This work, the third panel of a triptych dedicated by the author to the notion of illness derived from the patristic and hagiographic texts of the Christian East from the first to the fourteenth centuries, makes an essential contribution to the history of mental illnesses and their therapies in a domain very little studied until now. After indicating how the Fathers understood the psyche and its relationship with body and spirit, the author gives a detailed analysis of the different causes they attribute to mental illness and the various treatments recommended. At the same time he shows how, relying on fundamental Christian values, they manifest a constant solicitude and respect for the sick, and how they are at pains to integrate them into community life and have them participate in their own healing, foreshadowing in this way the needs and aspirations of our own time. The last part discloses the deep significance of one of the strangest and most fascinating forms of asceticism the Christian East has known: ‘Folly for the sake of Christ’, a madness feigned with the goal of attaining a high degree of humility, but also a way well-suited, through a close experience of their condition, to help those who are often among, today as in the past, the most destitute.
Table of Contents
Introduction—Anthropological Background: The Human Composite—Insanity Due to Somatic Problems—Insanity of Demonic Origin—Insanity of Spiritual Origin—A Most Singular Kind of Folly—the Fool for Christ—Conclusion
Praise for Mental Disorders and Spiritual Healing
“Mental Disorders and Spiritual Healing clearly reveals dimensions of patristic psychology that are not what most of us would have expected. It is a book that should be of interest to people in many fields, laymen as well as professionals.
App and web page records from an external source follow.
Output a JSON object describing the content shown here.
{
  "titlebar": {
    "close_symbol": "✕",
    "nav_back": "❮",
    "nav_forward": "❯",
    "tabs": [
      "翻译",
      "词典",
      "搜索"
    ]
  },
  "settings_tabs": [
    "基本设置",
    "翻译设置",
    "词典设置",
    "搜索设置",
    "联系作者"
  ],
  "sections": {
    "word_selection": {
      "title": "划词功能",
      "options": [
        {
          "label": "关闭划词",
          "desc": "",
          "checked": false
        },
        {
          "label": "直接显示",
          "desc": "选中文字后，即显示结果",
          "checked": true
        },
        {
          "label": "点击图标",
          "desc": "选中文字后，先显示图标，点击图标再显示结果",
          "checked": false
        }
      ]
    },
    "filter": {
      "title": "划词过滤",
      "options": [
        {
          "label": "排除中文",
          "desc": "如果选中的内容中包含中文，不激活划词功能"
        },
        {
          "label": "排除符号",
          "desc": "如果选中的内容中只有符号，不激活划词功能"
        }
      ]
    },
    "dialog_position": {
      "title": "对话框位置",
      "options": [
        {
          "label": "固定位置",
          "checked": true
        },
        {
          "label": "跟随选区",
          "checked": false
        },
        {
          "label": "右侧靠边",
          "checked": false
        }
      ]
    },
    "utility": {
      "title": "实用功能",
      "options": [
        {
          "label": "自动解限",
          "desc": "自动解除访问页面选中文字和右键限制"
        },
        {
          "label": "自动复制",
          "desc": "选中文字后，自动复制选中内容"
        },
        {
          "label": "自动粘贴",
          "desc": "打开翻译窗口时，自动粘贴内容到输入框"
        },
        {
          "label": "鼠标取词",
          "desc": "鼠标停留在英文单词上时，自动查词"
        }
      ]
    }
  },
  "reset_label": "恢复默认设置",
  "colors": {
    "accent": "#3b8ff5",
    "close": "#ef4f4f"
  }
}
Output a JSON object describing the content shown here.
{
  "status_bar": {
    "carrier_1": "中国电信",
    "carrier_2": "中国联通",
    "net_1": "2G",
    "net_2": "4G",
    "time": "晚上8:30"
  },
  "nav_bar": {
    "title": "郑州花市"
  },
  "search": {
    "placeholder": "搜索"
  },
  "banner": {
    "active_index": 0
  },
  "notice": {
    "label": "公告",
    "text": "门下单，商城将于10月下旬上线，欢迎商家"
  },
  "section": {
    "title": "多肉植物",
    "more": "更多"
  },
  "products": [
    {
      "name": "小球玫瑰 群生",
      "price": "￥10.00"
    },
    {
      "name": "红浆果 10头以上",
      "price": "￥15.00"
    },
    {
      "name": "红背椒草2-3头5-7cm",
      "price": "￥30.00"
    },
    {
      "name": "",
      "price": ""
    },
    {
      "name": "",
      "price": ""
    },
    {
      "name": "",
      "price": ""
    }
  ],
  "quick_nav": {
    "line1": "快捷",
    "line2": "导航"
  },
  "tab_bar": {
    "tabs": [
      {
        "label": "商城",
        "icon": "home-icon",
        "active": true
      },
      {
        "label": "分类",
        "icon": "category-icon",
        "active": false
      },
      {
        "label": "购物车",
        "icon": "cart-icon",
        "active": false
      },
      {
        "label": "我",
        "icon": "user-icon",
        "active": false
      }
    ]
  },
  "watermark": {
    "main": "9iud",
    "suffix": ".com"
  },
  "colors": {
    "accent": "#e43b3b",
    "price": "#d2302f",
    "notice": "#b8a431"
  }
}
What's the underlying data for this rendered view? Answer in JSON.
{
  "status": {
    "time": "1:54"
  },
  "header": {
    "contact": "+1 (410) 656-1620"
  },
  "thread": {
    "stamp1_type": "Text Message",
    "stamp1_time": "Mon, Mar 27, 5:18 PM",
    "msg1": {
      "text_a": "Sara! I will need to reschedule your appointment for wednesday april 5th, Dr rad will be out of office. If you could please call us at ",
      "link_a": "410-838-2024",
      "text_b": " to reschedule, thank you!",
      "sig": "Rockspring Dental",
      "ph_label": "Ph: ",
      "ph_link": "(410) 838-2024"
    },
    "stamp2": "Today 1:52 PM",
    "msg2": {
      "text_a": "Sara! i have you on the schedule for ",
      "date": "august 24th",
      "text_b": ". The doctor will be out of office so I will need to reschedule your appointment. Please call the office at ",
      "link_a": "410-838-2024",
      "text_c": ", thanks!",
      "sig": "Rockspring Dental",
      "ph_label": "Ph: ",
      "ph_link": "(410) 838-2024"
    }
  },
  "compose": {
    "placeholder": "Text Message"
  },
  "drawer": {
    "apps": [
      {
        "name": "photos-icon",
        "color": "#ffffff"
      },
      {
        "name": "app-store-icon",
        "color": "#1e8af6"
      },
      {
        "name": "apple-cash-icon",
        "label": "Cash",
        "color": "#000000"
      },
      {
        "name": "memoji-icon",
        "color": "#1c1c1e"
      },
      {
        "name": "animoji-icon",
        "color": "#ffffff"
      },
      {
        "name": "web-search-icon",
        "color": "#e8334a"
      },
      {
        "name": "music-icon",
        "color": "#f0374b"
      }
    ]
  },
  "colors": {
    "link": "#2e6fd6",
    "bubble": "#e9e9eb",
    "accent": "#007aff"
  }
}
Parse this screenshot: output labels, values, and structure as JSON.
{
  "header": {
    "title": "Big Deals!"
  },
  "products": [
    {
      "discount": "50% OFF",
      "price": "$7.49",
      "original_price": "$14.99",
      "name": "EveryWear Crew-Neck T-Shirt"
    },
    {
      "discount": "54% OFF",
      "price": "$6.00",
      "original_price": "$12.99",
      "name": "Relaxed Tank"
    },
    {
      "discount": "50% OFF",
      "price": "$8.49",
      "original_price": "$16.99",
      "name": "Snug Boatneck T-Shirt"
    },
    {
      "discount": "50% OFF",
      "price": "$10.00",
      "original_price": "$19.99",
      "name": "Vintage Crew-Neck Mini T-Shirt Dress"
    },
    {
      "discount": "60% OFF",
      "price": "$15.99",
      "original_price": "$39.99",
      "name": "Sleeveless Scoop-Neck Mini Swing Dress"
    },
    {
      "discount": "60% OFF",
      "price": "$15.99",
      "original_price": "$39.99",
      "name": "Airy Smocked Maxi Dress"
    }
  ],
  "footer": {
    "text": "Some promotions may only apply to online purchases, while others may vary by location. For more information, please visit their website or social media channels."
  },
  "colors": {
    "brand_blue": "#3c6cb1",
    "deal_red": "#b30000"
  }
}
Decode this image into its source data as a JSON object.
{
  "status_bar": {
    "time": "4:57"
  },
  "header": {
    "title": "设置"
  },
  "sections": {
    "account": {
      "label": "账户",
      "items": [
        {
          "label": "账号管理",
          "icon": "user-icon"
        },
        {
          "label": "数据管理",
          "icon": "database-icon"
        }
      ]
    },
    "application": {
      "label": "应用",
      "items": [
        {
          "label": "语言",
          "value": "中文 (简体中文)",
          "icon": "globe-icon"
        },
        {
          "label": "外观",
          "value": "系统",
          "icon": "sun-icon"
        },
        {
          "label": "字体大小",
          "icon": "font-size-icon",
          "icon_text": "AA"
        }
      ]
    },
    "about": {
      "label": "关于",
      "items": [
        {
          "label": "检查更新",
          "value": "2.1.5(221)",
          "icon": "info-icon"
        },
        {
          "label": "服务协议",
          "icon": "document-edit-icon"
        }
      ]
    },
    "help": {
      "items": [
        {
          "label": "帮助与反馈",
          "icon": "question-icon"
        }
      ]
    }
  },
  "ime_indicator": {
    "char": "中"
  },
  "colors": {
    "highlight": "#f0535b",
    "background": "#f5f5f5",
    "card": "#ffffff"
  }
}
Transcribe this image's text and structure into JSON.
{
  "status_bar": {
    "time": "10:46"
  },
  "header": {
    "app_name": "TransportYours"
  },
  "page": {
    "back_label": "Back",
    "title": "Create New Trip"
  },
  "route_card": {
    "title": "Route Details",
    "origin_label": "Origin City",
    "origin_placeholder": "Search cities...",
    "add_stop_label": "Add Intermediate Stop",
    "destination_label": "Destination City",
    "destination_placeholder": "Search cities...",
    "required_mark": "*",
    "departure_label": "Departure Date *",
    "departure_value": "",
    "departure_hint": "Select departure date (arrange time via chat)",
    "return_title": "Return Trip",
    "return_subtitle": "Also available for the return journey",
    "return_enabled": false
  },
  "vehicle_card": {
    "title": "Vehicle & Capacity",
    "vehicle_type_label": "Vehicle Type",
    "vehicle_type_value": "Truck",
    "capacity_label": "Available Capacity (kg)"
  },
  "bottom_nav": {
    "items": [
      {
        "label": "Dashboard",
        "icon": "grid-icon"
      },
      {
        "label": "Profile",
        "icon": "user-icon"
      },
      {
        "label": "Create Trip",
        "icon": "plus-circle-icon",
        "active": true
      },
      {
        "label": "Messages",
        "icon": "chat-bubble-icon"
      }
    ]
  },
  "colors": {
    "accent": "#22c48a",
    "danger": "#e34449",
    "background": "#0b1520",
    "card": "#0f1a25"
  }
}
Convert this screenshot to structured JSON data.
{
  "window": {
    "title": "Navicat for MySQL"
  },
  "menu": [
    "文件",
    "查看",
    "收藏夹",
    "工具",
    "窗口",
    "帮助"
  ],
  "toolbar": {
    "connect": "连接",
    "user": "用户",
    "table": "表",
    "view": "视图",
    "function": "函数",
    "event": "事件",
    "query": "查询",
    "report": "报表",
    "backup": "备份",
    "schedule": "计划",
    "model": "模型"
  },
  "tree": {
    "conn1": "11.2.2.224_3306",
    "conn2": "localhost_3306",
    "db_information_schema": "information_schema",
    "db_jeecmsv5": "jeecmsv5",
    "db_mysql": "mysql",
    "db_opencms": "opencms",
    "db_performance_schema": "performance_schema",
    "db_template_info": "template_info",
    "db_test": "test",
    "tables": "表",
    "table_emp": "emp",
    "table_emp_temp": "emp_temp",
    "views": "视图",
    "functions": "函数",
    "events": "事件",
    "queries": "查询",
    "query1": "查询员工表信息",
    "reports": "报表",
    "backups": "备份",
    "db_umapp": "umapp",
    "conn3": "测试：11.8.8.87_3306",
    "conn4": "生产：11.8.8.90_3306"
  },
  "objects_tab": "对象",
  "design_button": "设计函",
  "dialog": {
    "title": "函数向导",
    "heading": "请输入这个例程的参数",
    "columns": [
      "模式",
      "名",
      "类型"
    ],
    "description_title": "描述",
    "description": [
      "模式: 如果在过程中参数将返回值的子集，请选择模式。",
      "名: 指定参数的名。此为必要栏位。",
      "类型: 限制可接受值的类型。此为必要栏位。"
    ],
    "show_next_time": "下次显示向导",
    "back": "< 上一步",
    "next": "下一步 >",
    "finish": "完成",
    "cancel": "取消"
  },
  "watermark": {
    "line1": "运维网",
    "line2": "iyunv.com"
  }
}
Its unique insights will be of benefit to anyone sincerely seeking a greater self-knowledge—the sort of knowledge that is based on the true, but now largely forgotten, stature of humanity.”